That’s a strange loop, though, isn’t it?
Can you wish for those simpler times, however, and still consider yourself as being against racism?
We foster a queer‐affirming network. When we gather, we do so with the intention of freeing ourselves from the tight grip of heteronormative thinking, or rather, the belief that all in the world are heterosexual (unless s/he or they disclose otherwise).
Again, yes, you can be against this statement from the Black Lives Matter movement if you are unwilling to break your own frame of reference, are fine with being discriminatory toward the LGBTQ community, and are unwilling to acknowledge, respect, and celebrate other people.
We cultivate an intergenerational and communal network free from ageism. We believe that all people, regardless of age, show up with the capacity to lead and learn.
Seems like it would be hard for any rational person to disagree with this unless you are literally ageist.
We embody and practice justice, liberation, and peace in our engagements with one another.
Again, I can’t see arguments against this.
So, there we have it.
To answer the question that started this whole thing: Yes, after digging back through the Black Lives Matter charter, I suppose it is technically possible for my acquaintance to be both against racism and against the Black Lives Matter movement at the same time. This does not speak well for him, however, because it means he is either homophobic, transphobic, sexist, or ageist.
Or a sociopath.
Or all of them together.
Of course, just because it’s possible for a person to be against both racism and the Black Lives Matter movement at the same time, and just because he says he is just that, does not mean this acquaintance of mine is actually against them both. Indeed, experience says there’s a better than average chance this acquaintance of mine is merely wrong when he says he is against racism. Or that he is oblivious and doesn’t actually know what he’s talking about.
Perhaps, being white, he’s blind to what racism is to so many people?
Perhaps he has not even started “doing the work?”
With luck maybe he really is merely oblivious, because as noted above oblivion can be fixed with time and experience.
I can go on like this for a long time.
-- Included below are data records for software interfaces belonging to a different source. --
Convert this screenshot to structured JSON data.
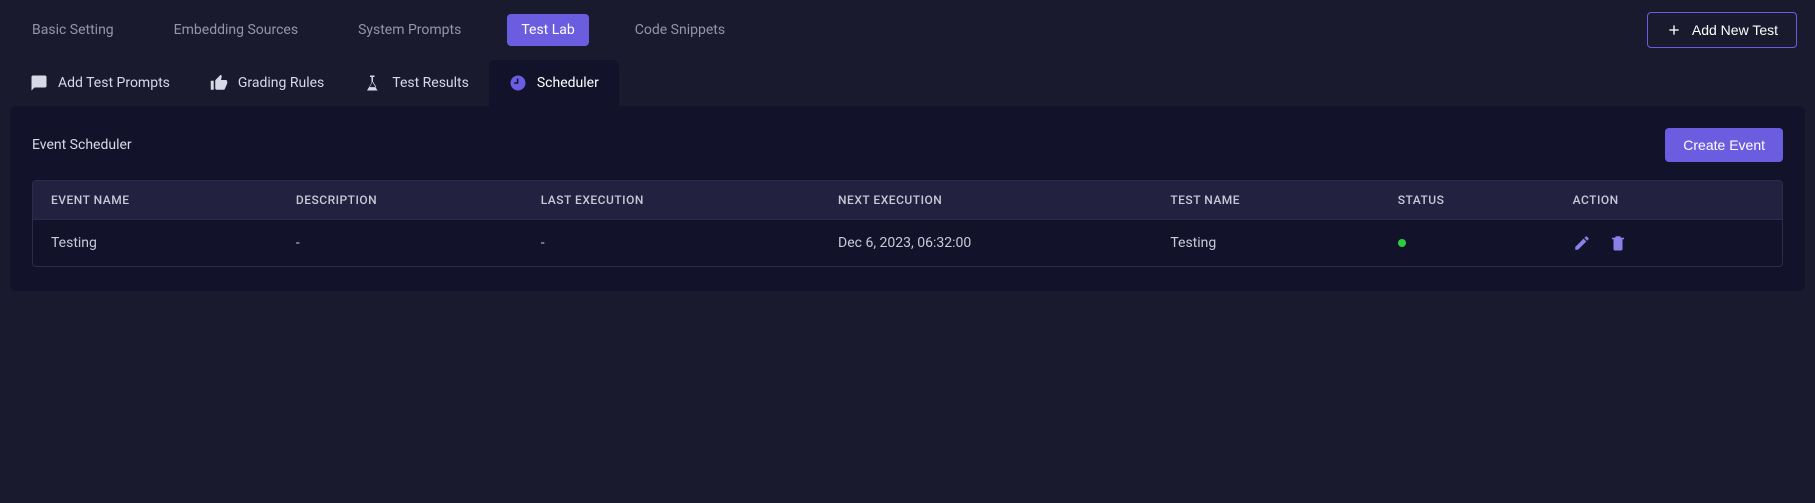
{
  "mainTabs": [
    {
      "label": "Basic Setting"
    },
    {
      "label": "Embedding Sources"
    },
    {
      "label": "System Prompts"
    },
    {
      "label": "Test Lab",
      "active": true
    },
    {
      "label": "Code Snippets"
    }
  ],
  "addTestLabel": "Add New Test",
  "subTabs": [
    {
      "label": "Add Test Prompts"
    },
    {
      "label": "Grading Rules"
    },
    {
      "label": "Test Results"
    },
    {
      "label": "Scheduler",
      "active": true
    }
  ],
  "panelTitle": "Event Scheduler",
  "createLabel": "Create Event",
  "columns": [
    "EVENT NAME",
    "DESCRIPTION",
    "LAST EXECUTION",
    "NEXT EXECUTION",
    "TEST NAME",
    "STATUS",
    "ACTION"
  ],
  "rows": [
    {
      "eventName": "Testing",
      "description": "-",
      "lastExecution": "-",
      "nextExecution": "Dec 6, 2023, 06:32:00",
      "testName": "Testing",
      "status": "green"
    }
  ]
}
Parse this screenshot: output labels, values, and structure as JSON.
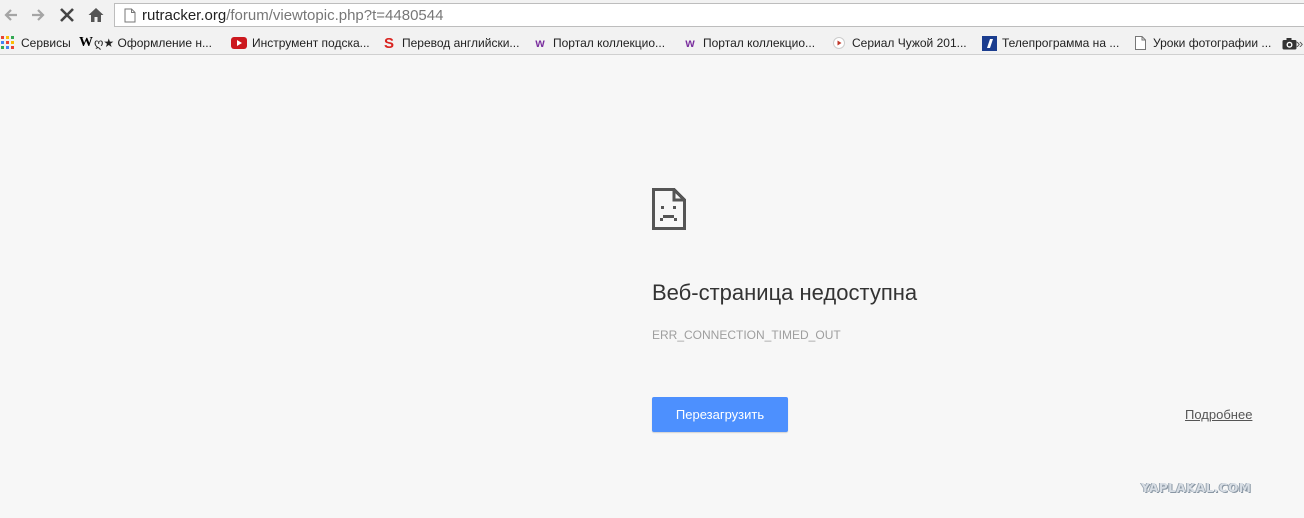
{
  "address_bar": {
    "host": "rutracker.org",
    "path": "/forum/viewtopic.php?t=4480544"
  },
  "bookmarks": [
    {
      "label": "Сервисы",
      "icon": "apps-grid-icon"
    },
    {
      "label": "ღ★ Оформление н...",
      "icon": "wikipedia-w-icon"
    },
    {
      "label": "Инструмент подска...",
      "icon": "youtube-icon"
    },
    {
      "label": "Перевод английски...",
      "icon": "s-logo-icon"
    },
    {
      "label": "Портал коллекцио...",
      "icon": "w-logo-icon"
    },
    {
      "label": "Портал коллекцио...",
      "icon": "w-logo-icon"
    },
    {
      "label": "Сериал Чужой 201...",
      "icon": "play-icon"
    },
    {
      "label": "Телепрограмма на ...",
      "icon": "channel-one-icon"
    },
    {
      "label": "Уроки фотографии ...",
      "icon": "page-icon"
    },
    {
      "label": "",
      "icon": "camera-icon"
    }
  ],
  "error": {
    "title": "Веб-страница недоступна",
    "code": "ERR_CONNECTION_TIMED_OUT",
    "reload_label": "Перезагрузить",
    "details_label": "Подробнее"
  },
  "watermark": "YAPLAKAL.COM",
  "colors": {
    "background": "#f7f7f7",
    "button_blue": "#4d90fe",
    "title_text": "#333333",
    "code_text": "#9e9e9e"
  }
}
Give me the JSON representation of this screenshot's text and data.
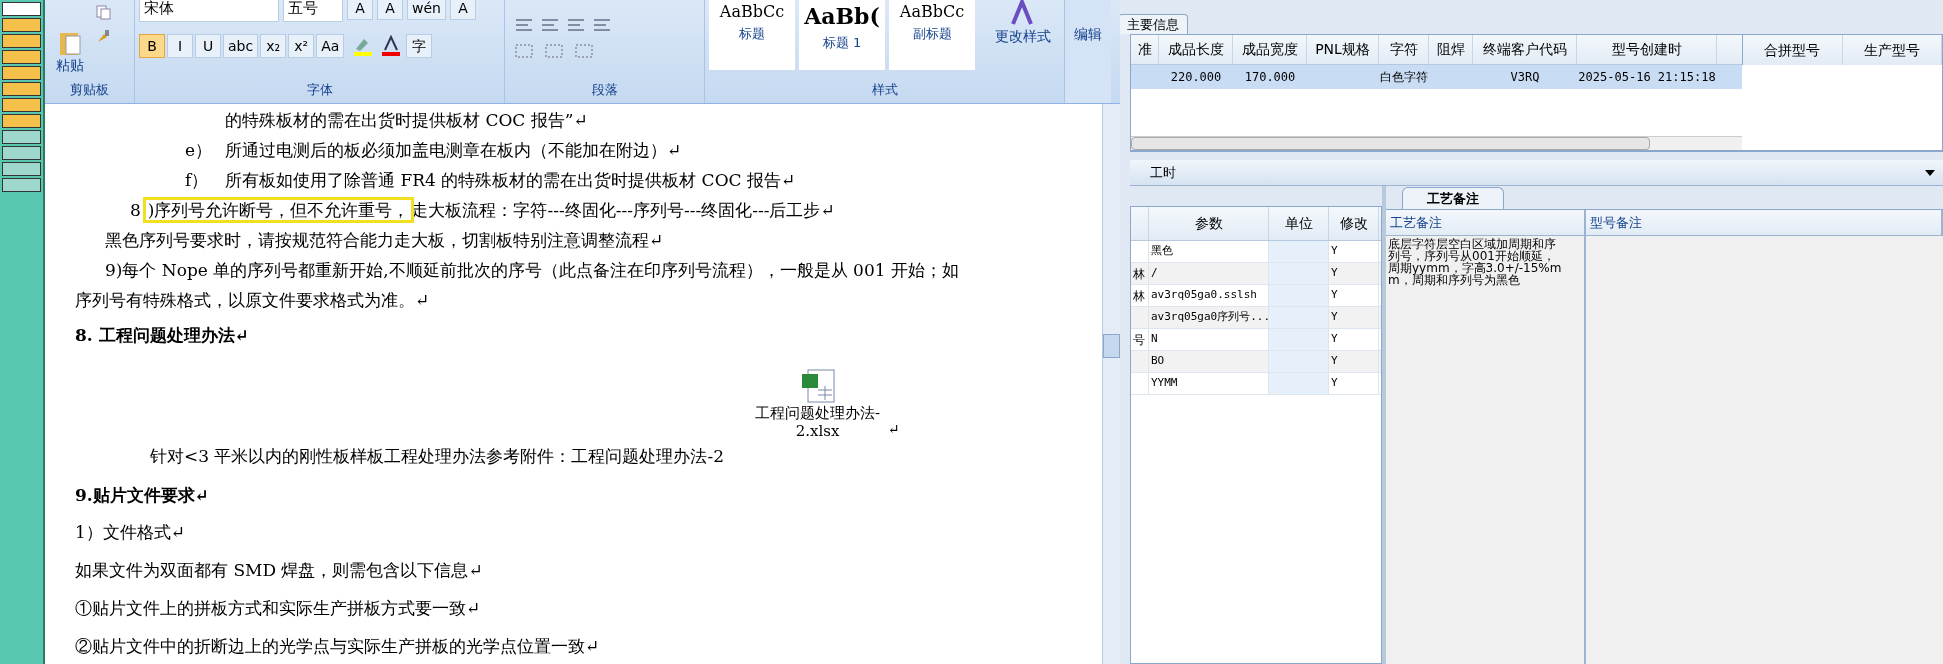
{
  "ribbon": {
    "clipboard": {
      "paste": "粘贴",
      "group": "剪贴板"
    },
    "font": {
      "name": "宋体",
      "size": "五号",
      "group": "字体",
      "buttons": [
        {
          "label": "B",
          "selected": true
        },
        {
          "label": "I",
          "selected": false
        },
        {
          "label": "U",
          "selected": false
        },
        {
          "label": "abc",
          "selected": false
        },
        {
          "label": "x₂",
          "selected": false
        },
        {
          "label": "x²",
          "selected": false
        },
        {
          "label": "Aa",
          "selected": false
        }
      ],
      "top_buttons": [
        "A",
        "A",
        "wén",
        "A"
      ],
      "char_button": "字"
    },
    "paragraph": {
      "group": "段落"
    },
    "styles": {
      "group": "样式",
      "items": [
        {
          "sample": "AaBbCc",
          "label": "标题"
        },
        {
          "sample": "AaBb(",
          "label": "标题 1"
        },
        {
          "sample": "AaBbCc",
          "label": "副标题"
        }
      ],
      "change": "更改样式"
    },
    "editing": {
      "label": "编辑"
    }
  },
  "document": {
    "paragraphs": [
      {
        "kind": "indent2",
        "text": "的特殊板材的需在出货时提供板材 COC 报告”↵"
      },
      {
        "kind": "item",
        "marker": "e）",
        "text": "所通过电测后的板必须加盖电测章在板内（不能加在附边）↵"
      },
      {
        "kind": "item",
        "marker": "f）",
        "text": "所有板如使用了除普通 FR4 的特殊板材的需在出货时提供板材 COC 报告↵"
      },
      {
        "kind": "highlighted",
        "prefix": "8",
        "highlight": ")序列号允许断号，但不允许重号，",
        "rest": "走大板流程：字符---终固化---序列号---终固化---后工步↵"
      },
      {
        "kind": "indent1",
        "text": "黑色序列号要求时，请按规范符合能力走大板，切割板特别注意调整流程↵"
      },
      {
        "kind": "indent1",
        "text": "9)每个 Nope 单的序列号都重新开始,不顺延前批次的序号（此点备注在印序列号流程），一般是从 001 开始；如"
      },
      {
        "kind": "plain",
        "text": "序列号有特殊格式，以原文件要求格式为准。↵"
      },
      {
        "kind": "heading",
        "text": "8.  工程问题处理办法↵"
      },
      {
        "kind": "attachment",
        "lines": [
          "工程问题处理办法-",
          "2.xlsx"
        ],
        "mark": "↵"
      },
      {
        "kind": "indent3",
        "text": "针对<3 平米以内的刚性板样板工程处理办法参考附件：工程问题处理办法-2"
      },
      {
        "kind": "heading",
        "text": "9.贴片文件要求↵"
      },
      {
        "kind": "spaced",
        "text": "1）文件格式↵"
      },
      {
        "kind": "spaced",
        "text": "如果文件为双面都有 SMD 焊盘，则需包含以下信息↵"
      },
      {
        "kind": "spaced",
        "text": "①贴片文件上的拼板方式和实际生产拼板方式要一致↵"
      },
      {
        "kind": "spaced",
        "text": "②贴片文件中的折断边上的光学点与实际生产拼板的光学点位置一致↵"
      }
    ]
  },
  "main_info": {
    "tab": "主要信息",
    "columns": [
      "准",
      "成品长度",
      "成品宽度",
      "PNL规格",
      "字符",
      "阻焊",
      "终端客户代码",
      "型号创建时"
    ],
    "rows": [
      {
        "selected": true,
        "cells": [
          "",
          "220.000",
          "170.000",
          "",
          "白色字符",
          "",
          "V3RQ",
          "2025-05-16 21:15:18"
        ]
      }
    ],
    "side_columns": [
      "合拼型号",
      "生产型号"
    ]
  },
  "hours_bar": {
    "label": "工时"
  },
  "params": {
    "columns": [
      "",
      "参数",
      "单位",
      "修改"
    ],
    "rows": [
      [
        "",
        "黑色",
        "",
        "Y"
      ],
      [
        "林",
        "/",
        "",
        "Y"
      ],
      [
        "林",
        "av3rq05ga0.sslsh",
        "",
        "Y"
      ],
      [
        "",
        "av3rq05ga0序列号...",
        "",
        "Y"
      ],
      [
        "号",
        "N",
        "",
        "Y"
      ],
      [
        "",
        "BO",
        "",
        "Y"
      ],
      [
        "",
        "YYMM",
        "",
        "Y"
      ]
    ]
  },
  "notes": {
    "tabs": [
      {
        "label": "工艺备注",
        "selected": true
      }
    ],
    "columns": [
      "工艺备注",
      "型号备注"
    ],
    "process_note": "底层字符层空白区域加周期和序列号，序列号从001开始顺延，周期yymm，字高3.0+/-15%mm，周期和序列号为黑色"
  }
}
To be honest, though, I admit to a certain lack of optimism.
I am, after all, both white and a male of a certain age. Having lived my experiences, I know that playbook pretty well.